July 2, 2010

Zen and the Art of Text Editor Programming

I like technology. I surround myself with computers and electronics, I put a lot of faith in the scientific method as a general solution to life's daily problems, and I believe the pursuit of knowledge is one of the purest aspirations one can have.

I also realize that it can go horribly wrong, which is why when I was idly wandering through the vast information jungle that is the Internet, I was so pleased to stumble across this gem of a program:


It's a text editor. What distinguishes it from a lot of other software is that it takes such a focused approach to solving one particular problem: providing a peaceful, distraction-free environment so that a writer can focus on writing.

Now you're probably thinking, "I thought you were a vi bigot.
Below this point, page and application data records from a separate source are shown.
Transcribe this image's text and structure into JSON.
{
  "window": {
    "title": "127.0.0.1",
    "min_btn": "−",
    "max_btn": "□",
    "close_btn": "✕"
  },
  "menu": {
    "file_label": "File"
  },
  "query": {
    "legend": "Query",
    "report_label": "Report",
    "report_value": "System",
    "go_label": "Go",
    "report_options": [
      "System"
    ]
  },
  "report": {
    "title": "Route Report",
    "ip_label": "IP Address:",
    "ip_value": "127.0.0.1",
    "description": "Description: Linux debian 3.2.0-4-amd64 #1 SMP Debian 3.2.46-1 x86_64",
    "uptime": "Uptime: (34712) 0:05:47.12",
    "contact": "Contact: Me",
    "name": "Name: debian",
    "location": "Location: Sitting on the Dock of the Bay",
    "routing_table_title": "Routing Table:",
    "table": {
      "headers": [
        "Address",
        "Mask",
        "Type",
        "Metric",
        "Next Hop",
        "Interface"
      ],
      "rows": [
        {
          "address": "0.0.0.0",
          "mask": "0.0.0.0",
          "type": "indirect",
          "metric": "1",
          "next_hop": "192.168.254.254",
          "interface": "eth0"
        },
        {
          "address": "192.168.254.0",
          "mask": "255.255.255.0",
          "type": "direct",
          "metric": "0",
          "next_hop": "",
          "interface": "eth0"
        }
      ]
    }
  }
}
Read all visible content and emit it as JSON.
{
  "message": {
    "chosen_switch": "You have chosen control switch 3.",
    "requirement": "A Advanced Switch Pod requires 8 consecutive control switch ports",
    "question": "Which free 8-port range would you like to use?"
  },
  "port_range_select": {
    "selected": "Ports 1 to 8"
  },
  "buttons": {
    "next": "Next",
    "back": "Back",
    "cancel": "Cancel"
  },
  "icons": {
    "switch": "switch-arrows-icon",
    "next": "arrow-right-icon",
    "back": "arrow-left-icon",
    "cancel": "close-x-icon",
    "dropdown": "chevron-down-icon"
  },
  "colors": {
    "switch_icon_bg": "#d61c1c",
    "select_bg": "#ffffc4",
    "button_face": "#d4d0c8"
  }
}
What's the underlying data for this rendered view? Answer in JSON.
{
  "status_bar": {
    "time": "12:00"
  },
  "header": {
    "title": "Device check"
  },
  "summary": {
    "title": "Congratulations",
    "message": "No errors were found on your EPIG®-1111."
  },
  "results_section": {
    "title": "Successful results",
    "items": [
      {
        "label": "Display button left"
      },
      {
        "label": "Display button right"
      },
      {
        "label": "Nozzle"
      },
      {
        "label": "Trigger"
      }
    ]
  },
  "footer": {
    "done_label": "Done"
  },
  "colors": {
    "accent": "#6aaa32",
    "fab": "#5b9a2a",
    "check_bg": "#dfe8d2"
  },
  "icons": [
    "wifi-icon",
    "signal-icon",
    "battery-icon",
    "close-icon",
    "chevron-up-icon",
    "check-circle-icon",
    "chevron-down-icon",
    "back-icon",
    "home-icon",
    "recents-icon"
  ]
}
What gives? Have you renounced your faith and joined the mindless horde of infidels?" The answer is, of course, no – I will probably use vi for code until the day my fingers fall off. Still, I don't always write code. Sometimes I write words (real ones, with punctuation and everything!), like the ones you're reading now. When I write prose, all the little tricks that make vi a great programming editor are somewhat distracting. I want to write. Just me and the words.

This is where OmmWriter excels. It's a full-screen editor with rudimentary features. You can load files and save files. You can choose one of three fonts and one of three font sizes. It only edits text files, so you cannot format anything. You can adjust the writing area, and you can scroll up and down if necessary. Finally, you can change the background image and sound effects. Now there are probably two questions in your head: "why is he listing features?" and "sound effects!?" To answer the first, it's because I just enumerated ALL of the features. All of them. It is a wonderfully minimalist editor. To answer your second question, don't knock it until you've tried it. I really thought that the sound/background thing was just a huge art gimmick to get publicity for their program, but I've been writing on it all day, and I actually find it really effective. It doesn't distract, and it puts me in a great, relaxed frame of mind.

So in conclusion, here's to you, artists. The unlikely combination of a bit of programming skill, a light brush, and a very focused vision for the right way to write has produced a wonderful little tool and won me over completely.

...oh, and I should probably also mention that because I am an unabashed terminal fanatic, I couldn't stand not being able to run OmmWriter as a command-line tool. So I fixed that little oversight: omm. You're welcome!

June 3, 2010

Stupid Parser Tricks, Part 1: Two Lexers, One Token Stream

So lately I’ve been working with ANTLR, a lexer/parser generator by Terrence Parr at UCSF. It’s been pretty enjoyable, for the most part. There have been a couple of times where I wanted to pull my hair out, but overall, it has really saved me a lot of time and effort in my attempt to write a DSL for some folks at work.

Anyways, in the course of working with it, I stumbled across a couple of neat hacks that I thought I’d share. The first is how to write a hybrid lexer for an embedded DSL. I’m not the first to try something like this: Parr’s island-grammar example (examples-v3.tar.gz) shows how to traverse a hybrid grammar but stops short of merging the ASTs, and there’s a pretty hairy discussion of a more complicated scenario on the ANTLR wiki, but neither of these enable us to make two lexers transparently behave like one (which makes the programmer’s life easier and the downstream code cleaner, if you can get away with it).

Basically, the recognizer classes that ANTLR builds for a grammar are self-contained enough to be called recursively without exploding. The island-grammar example I linked above does this, and it’s a very clever feature. What it doesn’t show you is that it’s possible to splice together the two token streams. The only tricky part is that by default, ANTLR is not written to handle recording multiple tokens for a single lexer rule (ostensibly for efficiency reasons). This means that when the lexer for the embedded language is invoked, we need to modify the base recognizer to handle the deluge of tokens that is produced. It’s not a difficult fix -- we just add a token buffer in-line with the function responsible for passing tokens up the chain and modify the emit function to feed the buffer instead. Once that plumbing is in place, we drop the embedded lexer in, collect the tokens, and feed them one by one to the outer lexer. The driver simply calls the outer lexer and the parser never knows the difference.

There’s not enough space to walk through the code, but I’ve provided a python implementation below. Enjoy!

stupid_parser_tricks.tgz (tarball)
stupid_parser_tricks (individual files)

(caveat emptor: if you don’t have lexer-level syntax for delineating the embedded language, you’re out of luck with this method. That’s where the more complicated scenario I mentioned arises.)